■ **Activity**:
Every line below that holds the word "this" counts once; please tally them and give only the total.

[Interface dataset entries]
..............................

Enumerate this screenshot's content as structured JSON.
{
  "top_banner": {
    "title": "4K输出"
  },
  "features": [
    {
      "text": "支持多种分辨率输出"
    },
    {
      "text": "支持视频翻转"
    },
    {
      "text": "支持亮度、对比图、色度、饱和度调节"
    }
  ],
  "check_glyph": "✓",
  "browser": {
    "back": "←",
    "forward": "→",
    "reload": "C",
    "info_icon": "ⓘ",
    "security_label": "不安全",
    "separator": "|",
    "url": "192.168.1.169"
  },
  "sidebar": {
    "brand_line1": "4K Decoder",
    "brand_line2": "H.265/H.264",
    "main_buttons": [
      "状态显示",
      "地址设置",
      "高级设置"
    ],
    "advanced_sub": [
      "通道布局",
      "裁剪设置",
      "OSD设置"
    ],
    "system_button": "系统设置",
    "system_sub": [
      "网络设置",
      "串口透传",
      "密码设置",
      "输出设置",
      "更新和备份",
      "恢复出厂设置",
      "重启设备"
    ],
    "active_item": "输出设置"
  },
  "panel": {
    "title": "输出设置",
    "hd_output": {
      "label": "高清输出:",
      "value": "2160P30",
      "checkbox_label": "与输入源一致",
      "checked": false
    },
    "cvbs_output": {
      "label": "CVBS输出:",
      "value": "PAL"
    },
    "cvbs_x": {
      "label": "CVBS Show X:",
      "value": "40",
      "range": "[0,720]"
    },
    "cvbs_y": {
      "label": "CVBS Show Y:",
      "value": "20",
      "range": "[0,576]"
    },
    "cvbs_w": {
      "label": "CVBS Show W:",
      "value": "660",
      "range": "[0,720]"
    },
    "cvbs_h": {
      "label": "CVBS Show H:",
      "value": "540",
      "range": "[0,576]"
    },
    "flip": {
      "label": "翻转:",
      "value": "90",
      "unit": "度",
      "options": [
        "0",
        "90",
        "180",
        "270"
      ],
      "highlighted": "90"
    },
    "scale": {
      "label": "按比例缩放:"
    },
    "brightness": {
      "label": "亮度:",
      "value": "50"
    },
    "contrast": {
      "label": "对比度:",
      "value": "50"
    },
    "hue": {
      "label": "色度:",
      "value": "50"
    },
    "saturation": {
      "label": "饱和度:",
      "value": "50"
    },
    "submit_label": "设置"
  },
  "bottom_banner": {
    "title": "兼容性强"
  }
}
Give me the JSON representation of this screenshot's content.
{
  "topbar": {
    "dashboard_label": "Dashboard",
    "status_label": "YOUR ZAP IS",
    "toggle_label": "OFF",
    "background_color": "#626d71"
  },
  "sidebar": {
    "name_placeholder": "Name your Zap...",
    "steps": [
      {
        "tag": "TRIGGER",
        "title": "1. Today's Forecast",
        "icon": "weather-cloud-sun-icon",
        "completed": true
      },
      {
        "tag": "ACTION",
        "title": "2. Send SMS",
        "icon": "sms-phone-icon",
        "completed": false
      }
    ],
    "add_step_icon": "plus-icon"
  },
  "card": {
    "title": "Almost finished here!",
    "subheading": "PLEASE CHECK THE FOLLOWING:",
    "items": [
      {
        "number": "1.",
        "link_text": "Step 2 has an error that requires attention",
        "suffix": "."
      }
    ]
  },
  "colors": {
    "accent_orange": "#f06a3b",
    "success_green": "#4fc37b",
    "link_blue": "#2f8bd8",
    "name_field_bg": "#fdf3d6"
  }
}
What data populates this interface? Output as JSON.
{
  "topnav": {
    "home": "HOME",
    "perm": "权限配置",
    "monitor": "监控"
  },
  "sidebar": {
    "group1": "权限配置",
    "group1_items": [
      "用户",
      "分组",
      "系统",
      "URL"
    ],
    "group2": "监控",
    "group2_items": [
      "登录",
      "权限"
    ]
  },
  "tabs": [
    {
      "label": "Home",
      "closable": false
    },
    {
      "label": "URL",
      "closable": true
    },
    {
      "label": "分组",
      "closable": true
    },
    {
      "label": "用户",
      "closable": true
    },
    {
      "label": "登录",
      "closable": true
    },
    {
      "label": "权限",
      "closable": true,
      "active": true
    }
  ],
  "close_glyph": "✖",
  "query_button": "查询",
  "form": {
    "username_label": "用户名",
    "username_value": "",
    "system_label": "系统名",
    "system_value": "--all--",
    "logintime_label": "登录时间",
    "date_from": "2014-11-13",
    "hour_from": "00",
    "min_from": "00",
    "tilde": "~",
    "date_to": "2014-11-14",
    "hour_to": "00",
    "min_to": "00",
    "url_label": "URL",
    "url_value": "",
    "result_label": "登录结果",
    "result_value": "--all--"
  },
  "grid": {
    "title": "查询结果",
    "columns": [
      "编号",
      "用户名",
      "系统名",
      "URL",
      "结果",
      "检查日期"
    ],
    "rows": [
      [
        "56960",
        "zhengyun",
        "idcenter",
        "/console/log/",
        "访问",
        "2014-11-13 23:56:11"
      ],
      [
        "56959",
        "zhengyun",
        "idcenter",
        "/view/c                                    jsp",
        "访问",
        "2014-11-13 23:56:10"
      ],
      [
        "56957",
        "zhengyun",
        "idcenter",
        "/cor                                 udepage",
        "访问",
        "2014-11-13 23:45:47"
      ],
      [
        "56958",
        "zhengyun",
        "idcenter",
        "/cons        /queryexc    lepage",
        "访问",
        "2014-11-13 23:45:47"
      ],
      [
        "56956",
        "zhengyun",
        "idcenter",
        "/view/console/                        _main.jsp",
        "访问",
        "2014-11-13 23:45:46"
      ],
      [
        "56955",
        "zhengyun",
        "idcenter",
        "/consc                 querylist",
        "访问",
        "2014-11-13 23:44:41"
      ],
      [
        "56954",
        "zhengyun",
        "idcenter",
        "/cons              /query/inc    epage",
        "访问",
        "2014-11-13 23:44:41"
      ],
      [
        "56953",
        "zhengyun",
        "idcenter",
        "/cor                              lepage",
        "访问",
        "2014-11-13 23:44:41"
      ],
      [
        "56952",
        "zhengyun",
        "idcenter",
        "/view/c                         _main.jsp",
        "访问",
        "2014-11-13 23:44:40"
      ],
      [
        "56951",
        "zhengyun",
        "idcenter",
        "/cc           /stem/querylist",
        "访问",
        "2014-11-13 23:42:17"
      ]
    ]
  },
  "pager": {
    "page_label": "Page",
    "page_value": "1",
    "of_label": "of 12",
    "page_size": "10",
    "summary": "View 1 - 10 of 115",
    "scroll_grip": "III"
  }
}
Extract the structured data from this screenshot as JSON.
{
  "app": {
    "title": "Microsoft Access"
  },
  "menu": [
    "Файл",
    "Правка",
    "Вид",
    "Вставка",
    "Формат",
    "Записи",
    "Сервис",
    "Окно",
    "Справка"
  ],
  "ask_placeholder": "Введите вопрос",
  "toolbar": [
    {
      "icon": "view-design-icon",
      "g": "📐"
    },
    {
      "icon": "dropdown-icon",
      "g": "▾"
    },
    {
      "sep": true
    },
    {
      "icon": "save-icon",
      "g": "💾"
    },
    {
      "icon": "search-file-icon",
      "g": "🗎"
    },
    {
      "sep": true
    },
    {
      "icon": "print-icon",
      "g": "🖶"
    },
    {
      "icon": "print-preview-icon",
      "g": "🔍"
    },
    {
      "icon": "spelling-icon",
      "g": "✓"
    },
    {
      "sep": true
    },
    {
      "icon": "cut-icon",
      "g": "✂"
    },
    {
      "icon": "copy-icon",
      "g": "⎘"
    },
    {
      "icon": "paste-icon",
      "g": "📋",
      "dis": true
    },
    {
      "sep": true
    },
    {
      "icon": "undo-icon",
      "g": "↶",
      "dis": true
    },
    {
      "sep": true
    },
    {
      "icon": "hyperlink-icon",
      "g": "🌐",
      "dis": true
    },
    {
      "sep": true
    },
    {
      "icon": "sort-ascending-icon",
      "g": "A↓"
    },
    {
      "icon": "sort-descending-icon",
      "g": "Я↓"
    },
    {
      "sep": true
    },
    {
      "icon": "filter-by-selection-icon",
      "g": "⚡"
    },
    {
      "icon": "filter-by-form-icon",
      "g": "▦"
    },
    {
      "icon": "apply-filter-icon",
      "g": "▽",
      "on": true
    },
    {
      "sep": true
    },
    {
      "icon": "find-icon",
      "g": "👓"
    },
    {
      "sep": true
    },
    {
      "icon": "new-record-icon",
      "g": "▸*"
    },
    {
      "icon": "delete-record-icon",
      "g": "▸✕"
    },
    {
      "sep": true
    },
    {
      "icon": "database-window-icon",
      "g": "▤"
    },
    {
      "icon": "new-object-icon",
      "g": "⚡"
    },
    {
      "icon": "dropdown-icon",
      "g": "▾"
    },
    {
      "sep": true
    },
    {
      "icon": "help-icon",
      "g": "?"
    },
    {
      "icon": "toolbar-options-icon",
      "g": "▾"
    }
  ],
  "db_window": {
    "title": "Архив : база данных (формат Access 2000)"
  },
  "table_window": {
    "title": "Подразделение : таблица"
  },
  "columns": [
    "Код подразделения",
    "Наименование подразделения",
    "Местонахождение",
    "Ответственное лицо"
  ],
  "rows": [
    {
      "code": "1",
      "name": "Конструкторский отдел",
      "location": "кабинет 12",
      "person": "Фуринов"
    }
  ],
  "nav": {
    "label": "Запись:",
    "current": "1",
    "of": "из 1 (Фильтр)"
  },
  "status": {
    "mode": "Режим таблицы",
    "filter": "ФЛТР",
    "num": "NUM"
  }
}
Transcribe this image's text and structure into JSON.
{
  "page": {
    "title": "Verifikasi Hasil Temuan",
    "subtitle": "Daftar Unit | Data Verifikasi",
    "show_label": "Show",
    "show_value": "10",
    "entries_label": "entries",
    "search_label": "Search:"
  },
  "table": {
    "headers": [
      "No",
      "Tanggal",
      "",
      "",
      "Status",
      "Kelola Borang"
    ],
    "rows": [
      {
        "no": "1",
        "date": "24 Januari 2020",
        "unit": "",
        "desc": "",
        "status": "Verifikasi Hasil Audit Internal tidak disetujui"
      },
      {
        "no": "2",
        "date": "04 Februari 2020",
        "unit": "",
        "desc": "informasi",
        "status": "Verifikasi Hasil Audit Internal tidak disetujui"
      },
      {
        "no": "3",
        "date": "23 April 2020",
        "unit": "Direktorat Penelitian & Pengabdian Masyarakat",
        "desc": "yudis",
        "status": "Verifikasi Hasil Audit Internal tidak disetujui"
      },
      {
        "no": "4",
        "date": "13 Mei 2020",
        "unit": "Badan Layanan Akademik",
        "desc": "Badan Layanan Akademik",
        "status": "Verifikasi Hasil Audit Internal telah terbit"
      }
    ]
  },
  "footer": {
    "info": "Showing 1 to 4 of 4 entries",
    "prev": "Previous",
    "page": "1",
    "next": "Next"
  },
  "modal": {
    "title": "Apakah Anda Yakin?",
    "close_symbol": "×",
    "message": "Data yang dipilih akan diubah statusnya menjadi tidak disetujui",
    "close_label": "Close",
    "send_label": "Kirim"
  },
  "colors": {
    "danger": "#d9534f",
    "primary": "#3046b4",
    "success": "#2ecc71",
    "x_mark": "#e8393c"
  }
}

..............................

■ **Response to the task**:
5